A shiny-app is a web app written in R code. It consists of a UI function for the visible content and a server function containing the R code. For more information see the website.

We need to create the basic parts of a shiny app - the ui and server functions. See here for more info.

First, we create a function called createUIFunction, which returns the UI (user interface) function for the app. The key shiny code is contained within the basicPage function call.

Note that this includes some custom javascript, which is not within the scope of this tutorial to explain. You can take it as given.

Next we create a function called createServerFunction, which returns the server function for the app. The server function contains the “logic” for the app, written in R, which in our case includes modifying the codes as we select them and saving the changes to a working file. We can also export the progress to a CSV file called “recoded.csv”.

The function takes two arguments: codedDF which is the coded data frame we want to edit, and codeOptions which is a list of the possible codes we want to assign.

    createServerFunction <- function(codeOptions, codedDF) {
      function(input, output, session) {
        
        workingFilePath <- "working_save.rds"
        
        proxy <- dataTableProxy("df") #used to update the datatable on the client side (in the html)
        
        if (is.null(codedDF)) {
            #no working file found
          if (!file.exists(workingFilePath)) stop("Please provide a coded dataframe!") 
            #read from the working file
          else df <- readRDS(workingFilePath) 
        } else {
            if (!("code" %in% names(codedDF))) 
              stop("Please provide a dataframe with a column named 'code'")
            df <- data.frame(row = 1:nrow(codedDF), codedDF) #add a column called "row"
        }
     
        #generate the html for the input selectors
        selectorHTML <- function(i, selected="") {
            as.character(selectInput(paste0("selectCode_", i), label = NULL, 
                                     choices = c("", codeOptions), selected = selected))
        }
        df$selector <- sapply(1:nrow(df), selectorHTML) #add the selectors as a column
        
        #create a reactive values object so that we can keep a copy of the data frame in R
        vals <- reactiveValues(df=df) 
        
        #observe when an input is changed (passed in from javascript declared in ui function)
        observeEvent(input$selectedCode, {
            row <- as.integer(input$selectedCode[1])
            code <- input$selectedCode[2]
            df <- vals$df
            df$code[row] <- code #update code
            df$selector[row] <- selectorHTML(row, code) #update selector
            #push the updated dataframe to the page
            DT::replaceData(proxy, df, resetPaging = FALSE, rownames = FALSE) 
            vals$df <- df #save the updated dataframe in R
        })
        
        output$df <- renderDataTable({
            #isolated so that it doesn't refresh when we change the table
            isolate({DT::datatable(df, escape = names(df) != "selector", 
                                   selection = "none", rownames = FALSE)})
        }) 
        #every time the data frame is changed, save a working copy as an rds file
        observeEvent(vals$df, {
            saveRDS(vals$df, workingFilePath)
        })
        #if the save button is clicked, 
        #save a csv of the data without the input selector HTML or "row" column
        observeEvent(input$save, {
            write.csv(vals$df[-which(names(vals$df) %in% c("selector", "row"))], 
                      "recoded.csv", row.names = FALSE)
        })
        #send a message to the client side to attach the table listeners in javascript, 
        #as the HTML table now exists
        observe({session$sendCustomMessage(type='addListenersCallbackHandler', "")})
        
      }
    }

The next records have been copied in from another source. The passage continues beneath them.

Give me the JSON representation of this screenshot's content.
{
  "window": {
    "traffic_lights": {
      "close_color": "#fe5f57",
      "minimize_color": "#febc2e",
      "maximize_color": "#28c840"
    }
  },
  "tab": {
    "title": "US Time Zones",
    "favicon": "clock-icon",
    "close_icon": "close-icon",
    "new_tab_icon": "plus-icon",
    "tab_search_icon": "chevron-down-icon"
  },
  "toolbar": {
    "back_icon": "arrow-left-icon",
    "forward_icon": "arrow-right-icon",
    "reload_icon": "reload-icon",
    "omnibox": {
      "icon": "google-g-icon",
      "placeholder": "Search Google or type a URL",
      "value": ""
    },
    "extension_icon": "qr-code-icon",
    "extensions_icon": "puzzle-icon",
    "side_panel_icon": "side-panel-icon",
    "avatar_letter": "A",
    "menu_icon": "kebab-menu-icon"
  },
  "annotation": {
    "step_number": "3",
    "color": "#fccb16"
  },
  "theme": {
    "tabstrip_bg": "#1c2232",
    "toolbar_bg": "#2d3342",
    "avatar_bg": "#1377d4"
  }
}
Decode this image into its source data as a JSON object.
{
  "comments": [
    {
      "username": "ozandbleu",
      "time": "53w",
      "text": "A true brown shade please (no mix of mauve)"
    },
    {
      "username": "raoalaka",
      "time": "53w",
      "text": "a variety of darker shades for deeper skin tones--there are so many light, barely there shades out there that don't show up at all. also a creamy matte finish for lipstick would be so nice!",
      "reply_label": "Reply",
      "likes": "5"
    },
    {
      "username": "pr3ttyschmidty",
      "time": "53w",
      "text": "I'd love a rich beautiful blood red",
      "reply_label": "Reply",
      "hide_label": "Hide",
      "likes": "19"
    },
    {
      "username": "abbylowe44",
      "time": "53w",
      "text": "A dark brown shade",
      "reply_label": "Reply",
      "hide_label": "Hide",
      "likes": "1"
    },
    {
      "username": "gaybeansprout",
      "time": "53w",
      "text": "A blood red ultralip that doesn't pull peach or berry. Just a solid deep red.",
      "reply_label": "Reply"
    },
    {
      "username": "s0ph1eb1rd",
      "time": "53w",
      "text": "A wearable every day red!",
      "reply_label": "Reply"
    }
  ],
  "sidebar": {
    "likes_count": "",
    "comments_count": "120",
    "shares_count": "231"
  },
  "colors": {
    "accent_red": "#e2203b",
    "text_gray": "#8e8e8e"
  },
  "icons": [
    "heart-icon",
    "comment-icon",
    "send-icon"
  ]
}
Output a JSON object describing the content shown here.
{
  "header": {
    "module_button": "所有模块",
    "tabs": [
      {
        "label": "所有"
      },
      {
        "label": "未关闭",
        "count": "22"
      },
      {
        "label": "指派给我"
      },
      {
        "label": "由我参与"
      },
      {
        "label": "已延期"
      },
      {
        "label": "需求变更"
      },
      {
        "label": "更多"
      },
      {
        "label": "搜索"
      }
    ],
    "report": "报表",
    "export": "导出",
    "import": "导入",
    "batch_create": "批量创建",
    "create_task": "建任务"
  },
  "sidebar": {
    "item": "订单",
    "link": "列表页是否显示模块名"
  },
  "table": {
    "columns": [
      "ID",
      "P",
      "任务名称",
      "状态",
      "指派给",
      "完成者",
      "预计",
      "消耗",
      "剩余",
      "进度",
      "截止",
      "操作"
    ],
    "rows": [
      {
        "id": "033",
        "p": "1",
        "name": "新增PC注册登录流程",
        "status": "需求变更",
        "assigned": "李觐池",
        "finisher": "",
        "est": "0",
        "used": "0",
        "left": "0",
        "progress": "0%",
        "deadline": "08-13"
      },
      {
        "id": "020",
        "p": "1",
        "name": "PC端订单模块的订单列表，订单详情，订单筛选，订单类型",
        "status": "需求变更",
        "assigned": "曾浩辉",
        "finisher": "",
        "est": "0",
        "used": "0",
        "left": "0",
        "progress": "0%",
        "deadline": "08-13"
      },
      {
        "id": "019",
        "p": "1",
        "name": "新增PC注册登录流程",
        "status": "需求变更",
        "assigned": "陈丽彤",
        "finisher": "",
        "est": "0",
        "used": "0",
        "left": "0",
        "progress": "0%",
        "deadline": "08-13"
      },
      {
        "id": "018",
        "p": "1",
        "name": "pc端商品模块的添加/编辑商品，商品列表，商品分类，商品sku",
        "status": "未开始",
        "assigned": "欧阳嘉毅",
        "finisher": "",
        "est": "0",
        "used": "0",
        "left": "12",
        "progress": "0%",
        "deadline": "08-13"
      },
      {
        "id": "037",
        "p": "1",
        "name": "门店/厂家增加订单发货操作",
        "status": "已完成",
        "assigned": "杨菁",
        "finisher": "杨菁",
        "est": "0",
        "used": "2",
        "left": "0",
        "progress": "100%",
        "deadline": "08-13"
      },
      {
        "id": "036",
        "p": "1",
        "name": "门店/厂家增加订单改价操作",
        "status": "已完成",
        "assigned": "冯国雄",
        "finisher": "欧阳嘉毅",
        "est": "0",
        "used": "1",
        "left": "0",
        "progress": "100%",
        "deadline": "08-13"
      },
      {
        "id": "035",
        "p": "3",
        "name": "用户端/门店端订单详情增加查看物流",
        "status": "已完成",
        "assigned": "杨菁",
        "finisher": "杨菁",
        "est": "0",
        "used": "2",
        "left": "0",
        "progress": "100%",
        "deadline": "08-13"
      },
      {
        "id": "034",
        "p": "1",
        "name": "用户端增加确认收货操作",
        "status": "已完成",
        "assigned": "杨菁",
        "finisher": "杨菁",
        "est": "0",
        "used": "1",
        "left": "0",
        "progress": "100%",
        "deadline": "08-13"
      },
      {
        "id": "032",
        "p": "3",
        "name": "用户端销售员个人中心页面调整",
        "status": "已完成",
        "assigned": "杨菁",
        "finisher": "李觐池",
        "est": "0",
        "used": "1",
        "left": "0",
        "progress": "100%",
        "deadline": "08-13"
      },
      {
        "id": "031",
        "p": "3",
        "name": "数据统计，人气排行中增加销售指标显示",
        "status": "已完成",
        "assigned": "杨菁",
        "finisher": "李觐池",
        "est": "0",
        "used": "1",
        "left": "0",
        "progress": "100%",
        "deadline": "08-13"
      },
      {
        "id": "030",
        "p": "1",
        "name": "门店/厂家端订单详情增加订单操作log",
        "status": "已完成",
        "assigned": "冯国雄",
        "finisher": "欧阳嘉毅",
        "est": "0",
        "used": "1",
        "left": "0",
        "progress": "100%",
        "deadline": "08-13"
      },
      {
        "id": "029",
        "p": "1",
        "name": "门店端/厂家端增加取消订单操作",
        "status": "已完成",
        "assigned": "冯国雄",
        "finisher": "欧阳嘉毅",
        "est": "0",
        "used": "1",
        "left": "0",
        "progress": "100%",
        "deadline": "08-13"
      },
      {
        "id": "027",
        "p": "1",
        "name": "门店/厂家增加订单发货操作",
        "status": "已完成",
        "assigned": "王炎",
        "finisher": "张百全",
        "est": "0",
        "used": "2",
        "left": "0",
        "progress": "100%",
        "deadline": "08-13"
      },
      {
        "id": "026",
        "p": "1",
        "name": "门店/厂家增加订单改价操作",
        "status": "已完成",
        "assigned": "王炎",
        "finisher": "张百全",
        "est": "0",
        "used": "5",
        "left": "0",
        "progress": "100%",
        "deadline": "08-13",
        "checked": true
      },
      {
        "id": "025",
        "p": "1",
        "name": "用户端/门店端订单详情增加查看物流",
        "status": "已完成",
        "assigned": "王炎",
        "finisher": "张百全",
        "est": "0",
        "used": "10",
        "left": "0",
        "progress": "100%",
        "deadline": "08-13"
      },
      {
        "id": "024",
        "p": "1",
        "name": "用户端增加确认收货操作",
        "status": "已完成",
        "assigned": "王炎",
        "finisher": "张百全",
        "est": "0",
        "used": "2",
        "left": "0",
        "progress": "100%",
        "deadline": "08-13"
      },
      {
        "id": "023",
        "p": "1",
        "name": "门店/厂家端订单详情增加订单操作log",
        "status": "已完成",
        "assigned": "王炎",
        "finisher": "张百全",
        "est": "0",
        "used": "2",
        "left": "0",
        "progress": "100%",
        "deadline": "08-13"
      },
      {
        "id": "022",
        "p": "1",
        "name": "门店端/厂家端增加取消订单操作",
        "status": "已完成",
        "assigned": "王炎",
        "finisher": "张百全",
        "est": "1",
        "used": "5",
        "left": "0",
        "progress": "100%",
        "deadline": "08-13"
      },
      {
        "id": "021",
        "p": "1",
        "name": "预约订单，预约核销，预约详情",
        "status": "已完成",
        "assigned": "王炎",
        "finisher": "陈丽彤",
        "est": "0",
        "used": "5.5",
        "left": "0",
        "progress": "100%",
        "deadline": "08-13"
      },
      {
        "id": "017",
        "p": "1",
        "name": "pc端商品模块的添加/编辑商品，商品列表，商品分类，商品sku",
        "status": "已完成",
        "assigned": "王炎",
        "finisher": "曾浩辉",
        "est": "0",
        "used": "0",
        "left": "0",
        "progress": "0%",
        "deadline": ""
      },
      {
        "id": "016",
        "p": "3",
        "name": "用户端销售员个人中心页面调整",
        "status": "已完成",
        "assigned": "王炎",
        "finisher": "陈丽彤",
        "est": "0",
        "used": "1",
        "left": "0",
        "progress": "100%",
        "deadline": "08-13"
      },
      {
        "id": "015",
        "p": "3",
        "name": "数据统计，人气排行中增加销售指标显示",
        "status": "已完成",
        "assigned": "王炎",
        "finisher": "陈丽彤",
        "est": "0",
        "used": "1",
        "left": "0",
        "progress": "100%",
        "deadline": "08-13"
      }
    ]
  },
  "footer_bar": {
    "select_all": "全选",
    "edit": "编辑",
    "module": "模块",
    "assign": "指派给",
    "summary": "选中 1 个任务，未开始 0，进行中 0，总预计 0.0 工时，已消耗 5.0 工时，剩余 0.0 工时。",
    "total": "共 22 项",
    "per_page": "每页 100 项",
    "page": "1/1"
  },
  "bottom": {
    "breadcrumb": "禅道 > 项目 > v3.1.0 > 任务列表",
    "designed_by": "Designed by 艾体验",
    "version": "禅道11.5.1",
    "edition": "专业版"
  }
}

Now we create a function called launchApp, which combines the ui and server functions into a shiny app and runs it. When called, it will launch the app in a web browser.

Now we launch the app with our coded data frame and possible codes.